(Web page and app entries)
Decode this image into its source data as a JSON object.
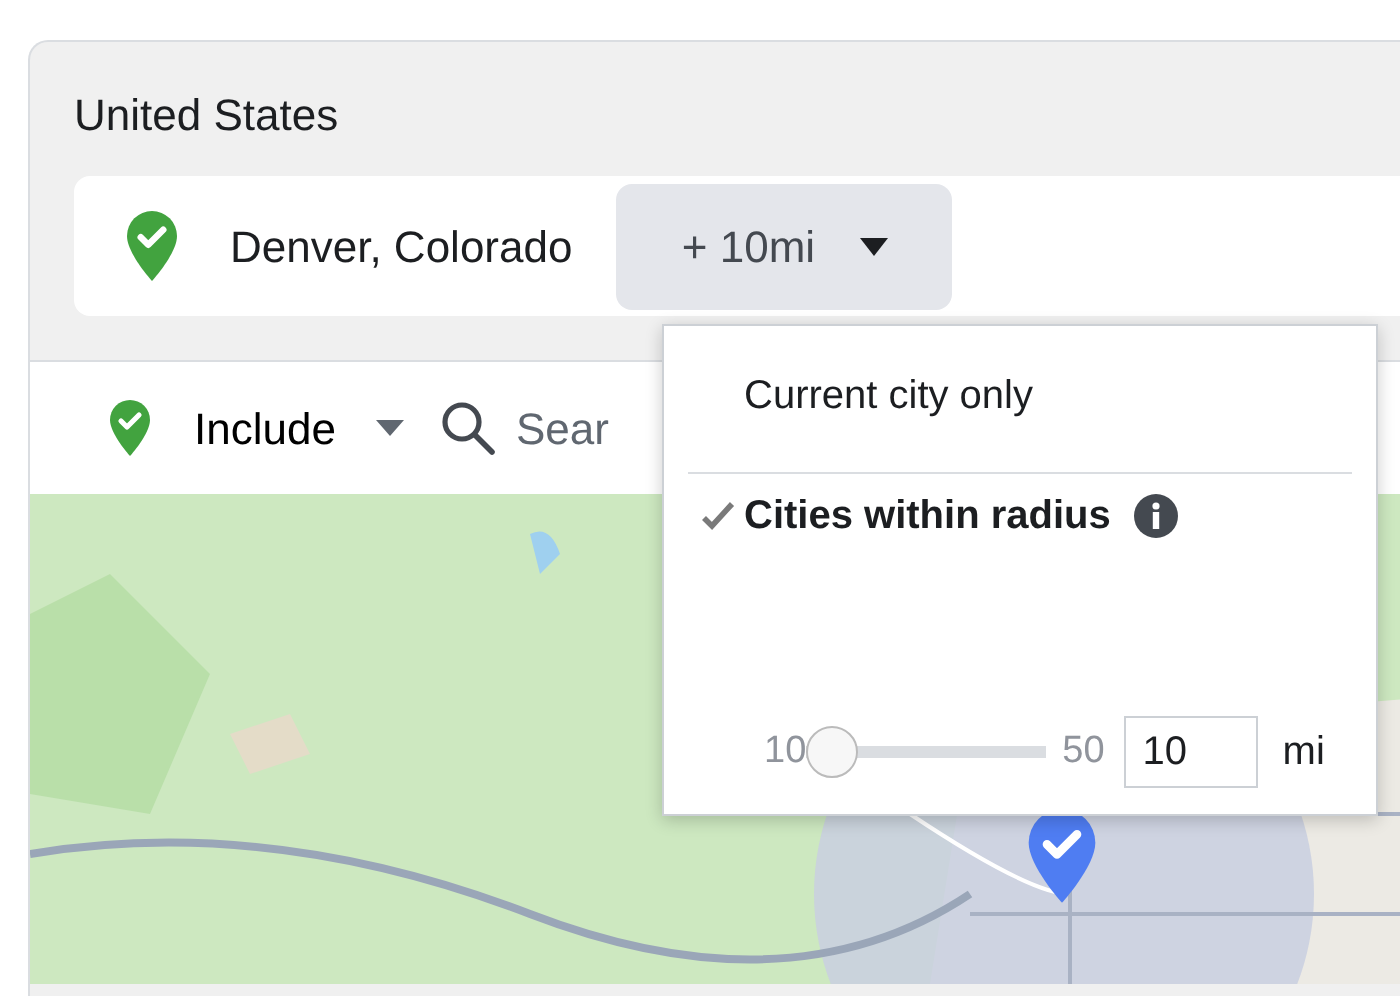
{
  "country": "United States",
  "location": {
    "name": "Denver, Colorado",
    "radius_button": "+ 10mi"
  },
  "filter": {
    "mode": "Include",
    "search_placeholder": "Sear"
  },
  "radius_menu": {
    "options": [
      {
        "label": "Current city only",
        "selected": false
      },
      {
        "label": "Cities within radius",
        "selected": true
      }
    ],
    "slider": {
      "min_label": "10",
      "max_label": "50",
      "level": 0,
      "value": "10",
      "unit": "mi"
    }
  }
}
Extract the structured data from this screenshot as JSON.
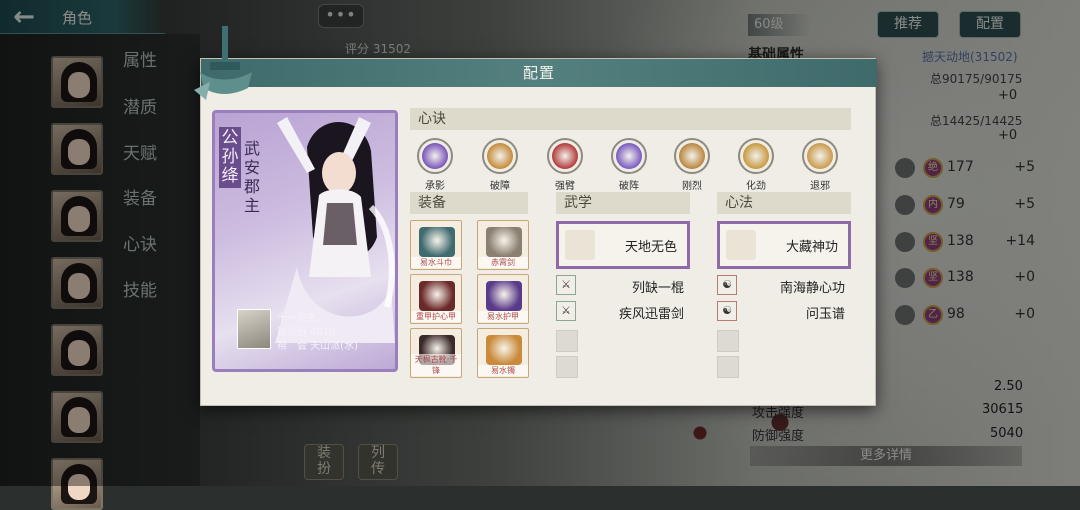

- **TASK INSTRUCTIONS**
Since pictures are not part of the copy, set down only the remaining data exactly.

- **RESPONSE AREA**
Decode this image into its source data as a JSON object.
{
  "country": "United States",
  "location": {
    "name": "Denver, Colorado",
    "radius_button": "+ 10mi"
  },
  "filter": {
    "mode": "Include",
    "search_placeholder": "Sear"
  },
  "radius_menu": {
    "options": [
      {
        "label": "Current city only",
        "selected": false
      },
      {
        "label": "Cities within radius",
        "selected": true
      }
    ],
    "slider": {
      "min_label": "10",
      "max_label": "50",
      "level": 0,
      "value": "10",
      "unit": "mi"
    }
  }
}
Extract the structured data from this screenshot as JSON.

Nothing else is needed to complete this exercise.